We’re seeing a lot of growth in real time analytics, ranging from companies that are delivering snappy, interactive experiences within their application to those doing semi-autonomous or autonomous machine learning processes. Companies are giving their users real-time data and insight with the goal of taking immediate action. This is the real time analytics trend that we’re seeing across the SaaS industry. We’re seeing huge growth in real time analytics and the number of SaaS companies are actually dedicated to building analytics and AI.
In the security space, COVID has pushed many companies to work from home and security teams are being tasked with protecting a much larger area of infrastructure including email, home offices as well as their network environments. And they’re doing that at the same time that there’s a wave of more sophisticated cyber-attacks. And so more companies are looking towards security analytics solutions to help them navigate that.
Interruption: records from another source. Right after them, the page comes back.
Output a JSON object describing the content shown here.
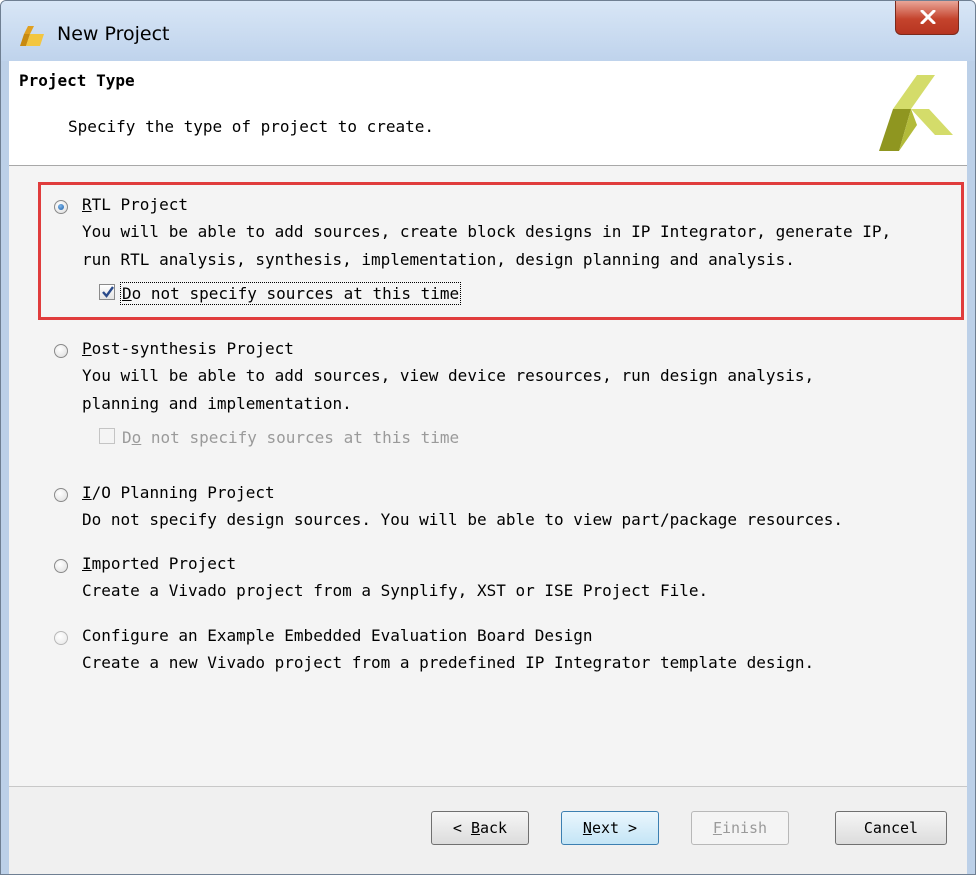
{
  "window": {
    "title": "New Project",
    "close_icon": "close-icon",
    "app_icon": "vivado-icon"
  },
  "header": {
    "title": "Project Type",
    "subtitle": "Specify the type of project to create."
  },
  "options": [
    {
      "id": "rtl",
      "selected": true,
      "enabled": true,
      "mnemonic": "R",
      "label_rest": "TL Project",
      "description": [
        "You will be able to add sources, create block designs in IP Integrator, generate IP,",
        "run RTL analysis, synthesis, implementation, design planning and analysis."
      ],
      "checkbox": {
        "checked": true,
        "enabled": true,
        "mnemonic": "D",
        "label_rest": "o not specify sources at this time"
      }
    },
    {
      "id": "post_synthesis",
      "selected": false,
      "enabled": true,
      "mnemonic": "P",
      "label_rest": "ost-synthesis Project",
      "description": [
        "You will be able to add sources, view device resources, run design analysis,",
        "planning and implementation."
      ],
      "checkbox": {
        "checked": false,
        "enabled": false,
        "label_pre": "D",
        "mnemonic": "o",
        "label_rest": " not specify sources at this time"
      }
    },
    {
      "id": "io_planning",
      "selected": false,
      "enabled": true,
      "mnemonic": "I",
      "label_rest": "/O Planning Project",
      "description": [
        "Do not specify design sources. You will be able to view part/package resources."
      ]
    },
    {
      "id": "imported",
      "selected": false,
      "enabled": true,
      "mnemonic": "I",
      "label_rest": "mported Project",
      "description": [
        "Create a Vivado project from a Synplify, XST or ISE Project File."
      ]
    },
    {
      "id": "example",
      "selected": false,
      "enabled": false,
      "mnemonic": "",
      "label_rest": "Configure an Example Embedded Evaluation Board Design",
      "description": [
        "Create a new Vivado project from a predefined IP Integrator template design."
      ]
    }
  ],
  "buttons": {
    "back": {
      "pre": "< ",
      "mnemonic": "B",
      "rest": "ack",
      "enabled": true
    },
    "next": {
      "mnemonic": "N",
      "rest": "ext >",
      "enabled": true
    },
    "finish": {
      "mnemonic": "F",
      "rest": "inish",
      "enabled": false
    },
    "cancel": {
      "label": "Cancel",
      "enabled": true
    }
  },
  "colors": {
    "highlight_border": "#e03c3c",
    "titlebar": "#bfd3ec",
    "close_button": "#c4432c",
    "logo_yellow": "#d4dc6a",
    "logo_olive": "#8f9620"
  }
}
In logistics, a McKinsey survey showed that 85% of respondents really struggled with inefficient digital technologies in their supply chain. So more companies are looking towards greater insight and also looking at new areas of risk that are popping up as a result of COVID. We’re seeing companies come to market where they’re bringing end-to-end visibility into the supply chain.
Sales and marketing SaaS companies are showing a lot of growth with conversational bots, personalization efforts as well as more paper focused targeting solutions in analytics. So Gong for example, in the revenue space, is helping to increase productivity of sales teams by automating a lot of the manual processes of updating their CRM solution. As we’re seeing with Slack and Gong and other solutions, AI and analytics is really fostering greater productivity on those teams.
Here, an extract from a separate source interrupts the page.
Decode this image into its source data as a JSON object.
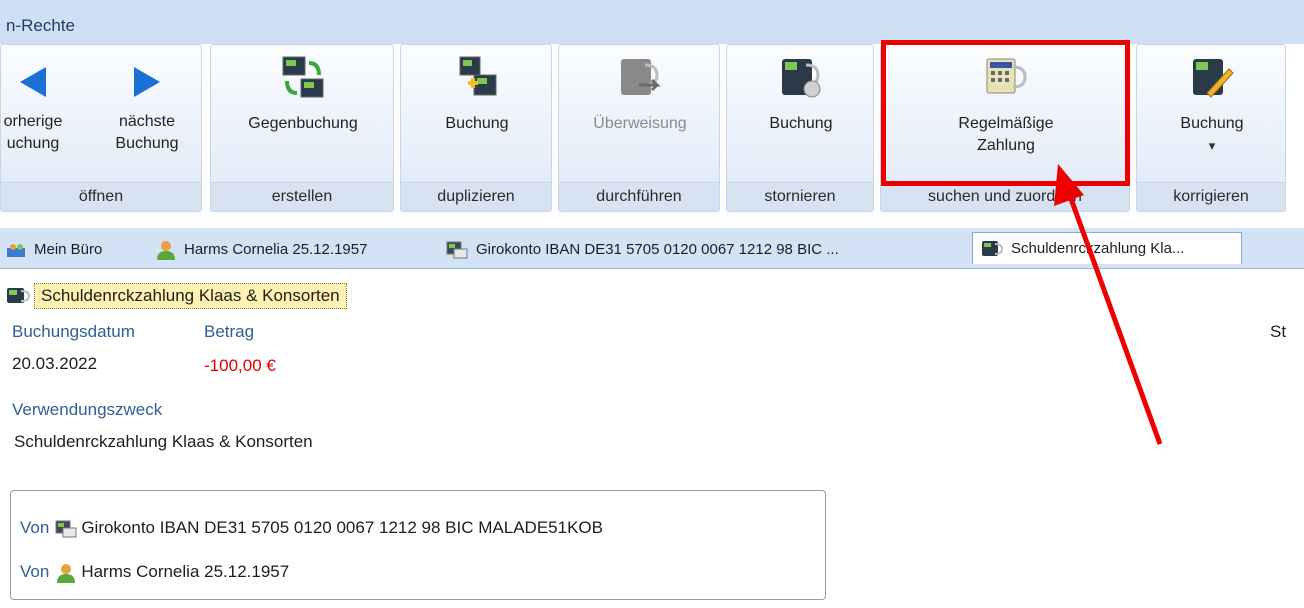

What is Real Time analytics?
There are four main characteristics of real-time analytics:
Low data latency – this is the time from when data is generated to when it is available for analytics. For example, with a logistics company, they want to do real-time route optimization using the latest GPS, weather and inventory data to optimize routes. If there is a delay in getting that data, it may result in sub optimal route decisions.
Low query latency – application users want speedy, snappy, responsive applications that they are querying and interacting with. One of our B2B customers set their standard for real time analytics query latency because it needs to be the speed of Instagram. If you think about Instagram, you’re scrolling on the app, it’s showing you relevant pictures and videos from users on that app and that’s all coming through using an algorithm.
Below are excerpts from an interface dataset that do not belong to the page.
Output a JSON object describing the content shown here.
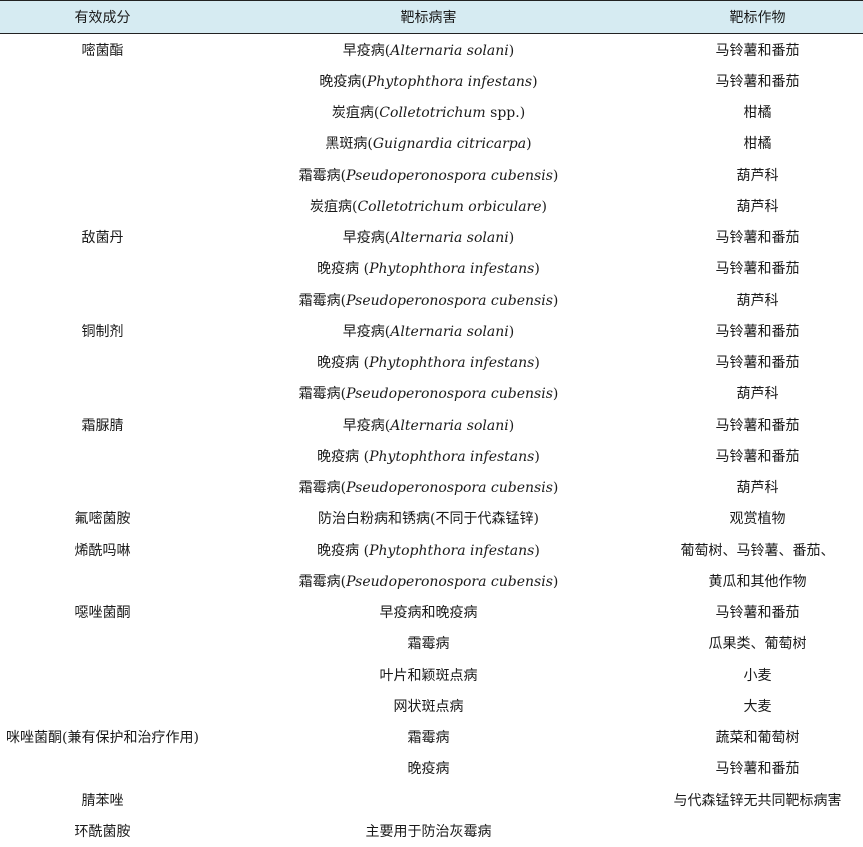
{
  "header": {
    "col1": "有效成分",
    "col2": "靶标病害",
    "col3": "靶标作物"
  },
  "rows": [
    {
      "ingredient": "嘧菌酯",
      "disease_prefix": "早疫病(",
      "disease_italic": "Alternaria solani",
      "disease_suffix": ")",
      "crop": "马铃薯和番茄"
    },
    {
      "ingredient": "",
      "disease_prefix": "晚疫病(",
      "disease_italic": "Phytophthora infestans",
      "disease_suffix": ")",
      "crop": "马铃薯和番茄"
    },
    {
      "ingredient": "",
      "disease_prefix": "炭疽病(",
      "disease_italic": "Colletotrichum",
      "disease_suffix": " spp.)",
      "crop": "柑橘"
    },
    {
      "ingredient": "",
      "disease_prefix": "黑斑病(",
      "disease_italic": "Guignardia citricarpa",
      "disease_suffix": ")",
      "crop": "柑橘"
    },
    {
      "ingredient": "",
      "disease_prefix": "霜霉病(",
      "disease_italic": "Pseudoperonospora cubensis",
      "disease_suffix": ")",
      "crop": "葫芦科"
    },
    {
      "ingredient": "",
      "disease_prefix": "炭疽病(",
      "disease_italic": "Colletotrichum orbiculare",
      "disease_suffix": ")",
      "crop": "葫芦科"
    },
    {
      "ingredient": "敌菌丹",
      "disease_prefix": "早疫病(",
      "disease_italic": "Alternaria solani",
      "disease_suffix": ")",
      "crop": "马铃薯和番茄"
    },
    {
      "ingredient": "",
      "disease_prefix": "晚疫病 (",
      "disease_italic": "Phytophthora infestans",
      "disease_suffix": ")",
      "crop": "马铃薯和番茄"
    },
    {
      "ingredient": "",
      "disease_prefix": "霜霉病(",
      "disease_italic": "Pseudoperonospora cubensis",
      "disease_suffix": ")",
      "crop": "葫芦科"
    },
    {
      "ingredient": "铜制剂",
      "disease_prefix": "早疫病(",
      "disease_italic": "Alternaria solani",
      "disease_suffix": ")",
      "crop": "马铃薯和番茄"
    },
    {
      "ingredient": "",
      "disease_prefix": "晚疫病 (",
      "disease_italic": "Phytophthora infestans",
      "disease_suffix": ")",
      "crop": "马铃薯和番茄"
    },
    {
      "ingredient": "",
      "disease_prefix": "霜霉病(",
      "disease_italic": "Pseudoperonospora cubensis",
      "disease_suffix": ")",
      "crop": "葫芦科"
    },
    {
      "ingredient": "霜脲腈",
      "disease_prefix": "早疫病(",
      "disease_italic": "Alternaria solani",
      "disease_suffix": ")",
      "crop": "马铃薯和番茄"
    },
    {
      "ingredient": "",
      "disease_prefix": "晚疫病 (",
      "disease_italic": "Phytophthora infestans",
      "disease_suffix": ")",
      "crop": "马铃薯和番茄"
    },
    {
      "ingredient": "",
      "disease_prefix": "霜霉病(",
      "disease_italic": "Pseudoperonospora cubensis",
      "disease_suffix": ")",
      "crop": "葫芦科"
    },
    {
      "ingredient": "氟嘧菌胺",
      "disease_prefix": "防治白粉病和锈病(不同于代森锰锌)",
      "disease_italic": "",
      "disease_suffix": "",
      "crop": "观赏植物"
    },
    {
      "ingredient": "烯酰吗啉",
      "disease_prefix": "晚疫病 (",
      "disease_italic": "Phytophthora infestans",
      "disease_suffix": ")",
      "crop": "葡萄树、马铃薯、番茄、"
    },
    {
      "ingredient": "",
      "disease_prefix": "霜霉病(",
      "disease_italic": "Pseudoperonospora cubensis",
      "disease_suffix": ")",
      "crop": "黄瓜和其他作物"
    },
    {
      "ingredient": "噁唑菌酮",
      "disease_prefix": "早疫病和晚疫病",
      "disease_italic": "",
      "disease_suffix": "",
      "crop": "马铃薯和番茄"
    },
    {
      "ingredient": "",
      "disease_prefix": "霜霉病",
      "disease_italic": "",
      "disease_suffix": "",
      "crop": "瓜果类、葡萄树"
    },
    {
      "ingredient": "",
      "disease_prefix": "叶片和颖斑点病",
      "disease_italic": "",
      "disease_suffix": "",
      "crop": "小麦"
    },
    {
      "ingredient": "",
      "disease_prefix": "网状斑点病",
      "disease_italic": "",
      "disease_suffix": "",
      "crop": "大麦"
    },
    {
      "ingredient": "咪唑菌酮(兼有保护和治疗作用)",
      "disease_prefix": "霜霉病",
      "disease_italic": "",
      "disease_suffix": "",
      "crop": "蔬菜和葡萄树"
    },
    {
      "ingredient": "",
      "disease_prefix": "晚疫病",
      "disease_italic": "",
      "disease_suffix": "",
      "crop": "马铃薯和番茄"
    },
    {
      "ingredient": "腈苯唑",
      "disease_prefix": "",
      "disease_italic": "",
      "disease_suffix": "",
      "crop": "与代森锰锌无共同靶标病害"
    },
    {
      "ingredient": "环酰菌胺",
      "disease_prefix": "主要用于防治灰霉病",
      "disease_italic": "",
      "disease_suffix": "",
      "crop": ""
    }
  ]
}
Complex analytics – You need to join and aggregate data across multiple product lines to be able to better understand relationships. This requires systems that can support large scale aggregations and joins as well as search.
Scale – If you’re a SaaS company, you want to have the same snappy, responsive experience for your customers as you’re scaling the number of users in your application.
Challenges Application Builders Face
Analytics systems were not designed for speed – Many analytics systems were built for batch and slow queries and so it’s challenging to retrofit these systems for the millisecond latency queries requirements of real time analytics and to do that in a compute efficient way.
Growth in constantly changing semi-structured data – if a SaaS company were seeing many start with an initial machine learning algorithm or a set of analytics that they’re embedding into their application and they want to be able to expand those capabilities over time, but iterating is challenging when there’s constantly changing semi-structured data that requires a significant amount of performance engineering to get those latency requirements that you need.
Complexity of operating systems at scale – Many companies we’ve worked with said they have managed large scale distributed data systems… and they just don’t want to do it again. They want to keep their lean engineering teams focused on building their apps and not on managing infrastructure. So we’re seeing developers want systems that are fast, flexible and easy for real-time analytics.
Unprecedented growth in demand of real-time analytics in SaaS is due to growing customer expectations and data expansion and application builders face growing challenges in building their own analytics solutions into their applications. Learn more about how 3 SaaS companies built real time analytics at scale.